Jim Calhoun could scarcely watch when the most improbable postseason run of his coaching life at Connecticut came down to an open three-point attempt by Arizona's Jamelle Horne.
The shot clanged off the back rim. The clock hit zeros.
Nine victories in just 19 days. Calhoun has seen just about everything, but nothing like this -- and now his Huskies will keep running all the way to Houston.
Kemba Walker scored 20 points, freshman Jeremy Lamb added 19 and UConn earned its second Final Four berth in three years, beating Arizona, 65-63, Saturday to win the West regional.
After missing the NCAA tournament entirely last year, Calhoun's tireless team is headed to the Huskies' fourth Final Four, punctuated by an ebullient on-court celebration in a building packed with Arizona fans.
UConn simply hasn't lost since a .500 Big East regular season, winning five games in five days at the conference tournament before this NCAA run. Walker claims he isn't surprised by this sprint through the postseason, while Lamb has nothing to compare it to, leaving Calhoun alone in his disbelief.
"Never did I imagine a team winning nine games in tournament play in 19 days," Calhoun said. "These brothers, these young guys, have just given me a thrill beyond compare. Our march in the past nine games, I haven't experienced anything like this."
UConn also made the Final Four in 1999, 2004 and 2009 -- all three times out of the West. In sweet redemption for a program and a veteran coach tarred by scandals over the past year, the Huskies will face the winner of North Carolina's East regional final against Kentucky next Saturday.
Derrick Williams and Horne missed go-ahead three-pointers in the final seconds for Arizona, allowing the third-seeded Huskies (30-9) to hang on after Lamb scored six key points down the stretch when Walker encouraged the Huskies to run plays for the fearless frosh.
"This is no time to be tired," Walker said. "We're trying to get as far as possible. We want to win this whole thing."
Williams had 20 points while battling foul trouble for the fifth-seeded Wildcats (30-8), who led with 6 minutes to play. After Lamb pushed the Huskies ahead and Walker hit a jumper with 1:13 left, Lamont Jones and Horne then hit late three-pointers for Arizona, but the Wildcats couldn't convert two good looks in the final seconds.
"The second one, I thought it was definitely going in," Lamb said. "When he missed it, I looked at the clock and saw zero-zero, and I just went, 'Whooooo.' It's the best feeling I've ever had."
The Huskies are the last team standing from the Big East's 11 NCAA entrants. After going 9-9 in regular-season conference play, they've done more than even Calhoun might have expected just three weeks ago.

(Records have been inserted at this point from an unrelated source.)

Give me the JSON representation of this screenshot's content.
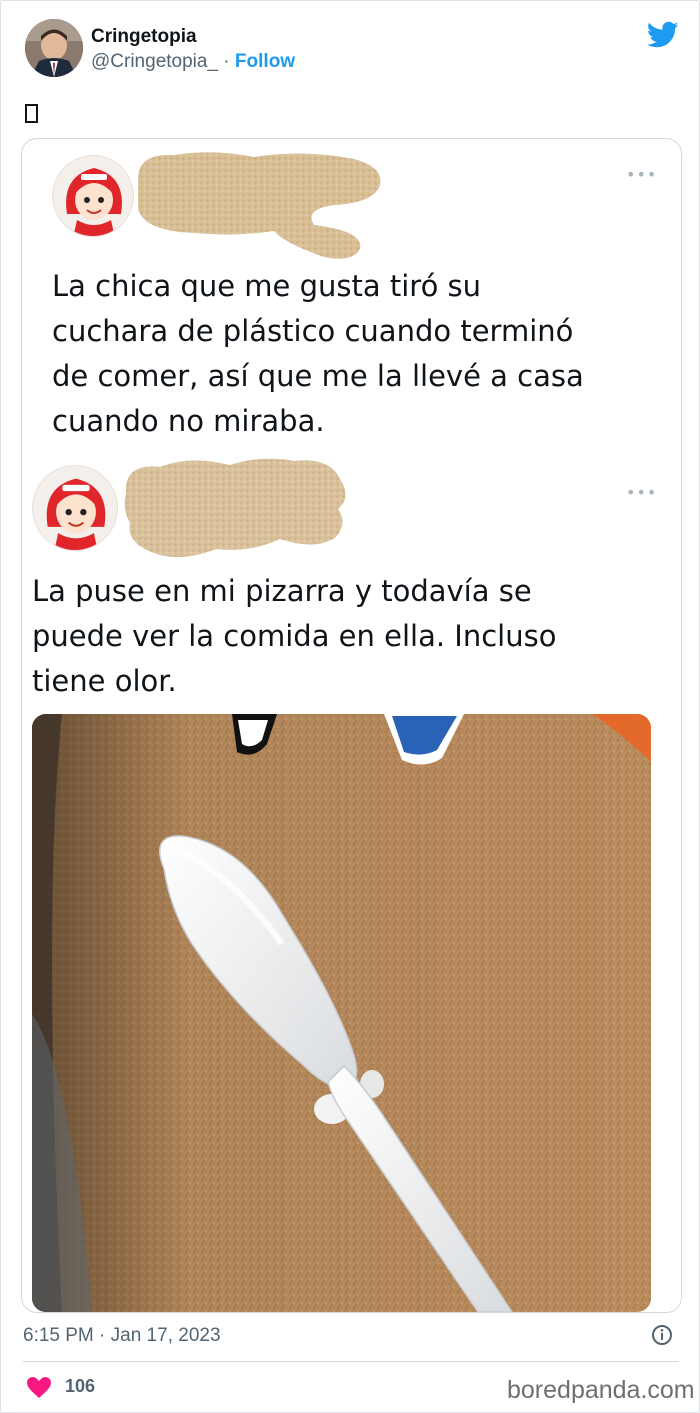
{
  "author": {
    "display_name": "Cringetopia",
    "handle": "@Cringetopia_",
    "separator": " · ",
    "follow_label": "Follow"
  },
  "tweet_text": "",
  "quoted": {
    "tweet_1_lines": [
      "La chica que me gusta tiró su",
      "cuchara de plástico cuando terminó",
      "de comer, así que me la llevé a casa",
      "cuando no miraba."
    ],
    "tweet_2_lines": [
      "La puse en mi pizarra y todavía se",
      "puede ver la comida en ella. Incluso",
      "tiene olor."
    ],
    "tweet_2_handle_fragment": "@"
  },
  "footer": {
    "timestamp": "6:15 PM · Jan 17, 2023",
    "likes": "106",
    "watermark": "boredpanda.com"
  },
  "colors": {
    "twitter_blue": "#1d9bf0",
    "like_pink": "#f91880",
    "muted_text": "#536471"
  },
  "icons": [
    "twitter-bird-icon",
    "more-icon",
    "info-icon",
    "heart-icon"
  ]
}
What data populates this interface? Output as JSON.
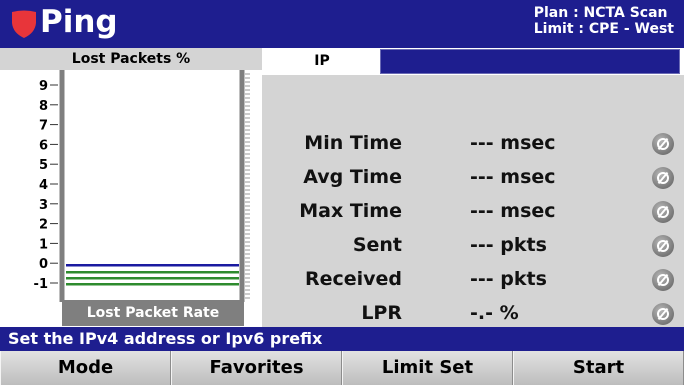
{
  "header": {
    "title": "Ping",
    "plan": "Plan : NCTA Scan",
    "limit": "Limit : CPE - West"
  },
  "chart": {
    "title": "Lost Packets %",
    "footer_label": "Lost Packet Rate",
    "y_ticks": [
      "9",
      "8",
      "7",
      "6",
      "5",
      "4",
      "3",
      "2",
      "1",
      "0",
      "-1"
    ]
  },
  "chart_data": {
    "type": "bar",
    "title": "Lost Packets %",
    "xlabel": "Lost Packet Rate",
    "ylabel": "",
    "ylim": [
      -1,
      9
    ],
    "categories": [],
    "values": []
  },
  "ip": {
    "label": "IP",
    "value": ""
  },
  "stats": [
    {
      "label": "Min Time",
      "value": "--- msec"
    },
    {
      "label": "Avg Time",
      "value": "--- msec"
    },
    {
      "label": "Max Time",
      "value": "--- msec"
    },
    {
      "label": "Sent",
      "value": "--- pkts"
    },
    {
      "label": "Received",
      "value": "--- pkts"
    },
    {
      "label": "LPR",
      "value": "-.- %"
    }
  ],
  "status_message": "Set the IPv4 address or Ipv6 prefix",
  "softkeys": [
    "Mode",
    "Favorites",
    "Limit Set",
    "Start"
  ],
  "colors": {
    "brand": "#1e1e8f",
    "shield": "#e8353a",
    "line_blue": "#1a1aa0",
    "line_green": "#2e8b2e"
  }
}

After the Wildcats missed their final two shots, Walker and Calhoun wrapped each other in a bear hug at center court after the buzzer as Emeka Okafor, Jake Voskuhl and other UConn alums celebrated on the court.
The two-time national champion coach has referred to his group as "an old-fashioned team," a praise of their work ethic and resilience.
A year after Arizona's 25-year streak of NCAA tournament appearances ended, the Wildcats and second-year coach Sean Miller were one three-pointer away from a return to the Final Four. Williams demolished Duke in the regional semifinals with a career-high 32 points, but three early fouls limited him to 7 minutes in the first half against UConn.
"I've never been prouder of a team, and I've never seen a team come so far as we did in a short period of time," Miller said.
UConn just keeps rolling in what has shaped up as a magnificent season after last year's disappointing NIT trip. The Huskies roared through the league tournament with an unprecedented display of endurance.
Walker kept up his incredible scoring pace in the tournament, dropping 33 points on Cincinnati before equaling the highest-scoring tourney game in UConn history with 36 against San Diego State.